Being admitted to a prescription medication rehab
If we recognise that we are now addicted to the prescription medication and wish to come off it, we may need to be admitted to a professional residential addictions rehab facility. Within the safe environment of such a facility and under the care and guidance of their doctor, a detox and treatment plan can be formulated including a safe daily reducing regime of the medication.
The recommended treatment period for prescription drugs is usually a minimum of 28 days which is line with other substance addictions (it may be a longer detox period for a diazepam addiction, for example). In an addiction treatment centre, everyone will have suffered from the consequences of their addiction and addictive behaviour and probably for the first time there will be a feeling of unity. Whatever has caused our addiction, the symptoms for everyone are similar and we will all be treated the same – for experiencing a substance dependency.
It is very important that the residential addictions unit offers a daily structured therapy programme. Often called “talking therapy”, the most productive form of therapy in line with addictions counselling is Cognitive Behavioural Therapy. This looks at avenues of realistic and unrealistic thinking. Therapy will help us unravel the downward spiral that the medication has taken us on from the beginning, when we first saw our GP, to the time we have ended up getting the help we need in an addictions residential treatment centre. This therapy helps to further identify the true effects of the drug dependency, tackle the prescription drug addictive symptoms, address the underlying triggers and improve a sense of self-worth and self-esteem. We will also be required to adopt a healthier lifestyle and coping mechanisms.
The therapy will usually also be underpinned by the 12 Step modality which has proven to be successful in helping people regain their life from their addictive behaviour. The 12 Step approach is incorporated within the therapy and counselling programme of at least 95% of all residential addictions units within the UK. Whilst in residential treatment the group will attend 12 Step support group meetings to help them understand how they work. They will be encouraged to attend meetings close to their home address following discharge from treatment. Included within the daily therapy structure are holistic therapies these can comprise of yoga, meditation, art therapy, music therapy and even attending a gym where the break from talking can be replaced with other very constructive outlets for the body and mind that we will be encouraged to also continue when we have left residential treatment.
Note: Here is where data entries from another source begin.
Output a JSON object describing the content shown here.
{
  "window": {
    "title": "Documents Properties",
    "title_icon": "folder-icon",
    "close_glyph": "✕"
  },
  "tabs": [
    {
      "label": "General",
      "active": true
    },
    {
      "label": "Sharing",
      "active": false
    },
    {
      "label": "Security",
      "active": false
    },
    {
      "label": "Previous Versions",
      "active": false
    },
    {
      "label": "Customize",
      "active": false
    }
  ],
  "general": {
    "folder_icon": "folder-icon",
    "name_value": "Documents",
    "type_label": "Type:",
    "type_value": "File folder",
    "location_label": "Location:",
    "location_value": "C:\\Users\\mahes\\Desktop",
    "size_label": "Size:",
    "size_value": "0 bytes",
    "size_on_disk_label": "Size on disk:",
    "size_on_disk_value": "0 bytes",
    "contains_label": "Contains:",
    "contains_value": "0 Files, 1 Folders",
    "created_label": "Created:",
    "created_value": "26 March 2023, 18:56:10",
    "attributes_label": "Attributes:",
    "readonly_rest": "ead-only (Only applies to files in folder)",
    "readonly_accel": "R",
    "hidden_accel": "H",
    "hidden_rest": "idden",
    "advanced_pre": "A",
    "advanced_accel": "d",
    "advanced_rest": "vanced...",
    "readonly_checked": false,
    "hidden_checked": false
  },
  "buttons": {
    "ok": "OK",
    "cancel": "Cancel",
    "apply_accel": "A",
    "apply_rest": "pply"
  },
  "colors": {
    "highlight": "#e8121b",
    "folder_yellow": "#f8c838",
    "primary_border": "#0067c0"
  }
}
What happens after prescription medication rehab?
Attendance at 12 Step Meetings for ongoing support is critical and so is attendance at Aftercare which is offered by most addiction treatment centres for those who have been in residential treatment for a minimum of 28 days. Aftercare comprises of free ongoing therapeutic support for up to 12 months one day a week, either at the clinic or via Zoom meetings if you live too far away to get to the clinic. This is important for everyone who has been in treatment to feel and know that their care is ongoing and that the therapists and counsellors are there in an ongoing capacity to act as guides on the road to Recovery. They will be particularly alert for and help us to identify triggers to a Relapse once we are back in the “real world”. They will help us to take steps to avoid that relapsing thinking and behaviour.
As with all addictions, the sooner help is sought the less severe the condition will become. It is important to recognise and not to deny that our life is changing in a way that we do not want it to change. We need to have the courage to seek help and to not continue to suffer alone. This can be a very big step for anyone. At The Haynes Clinic we offer a free assessment that can be face to face with a therapist at the clinic or by telephone in order to help anyone with a prescription drug addiction to take that first step.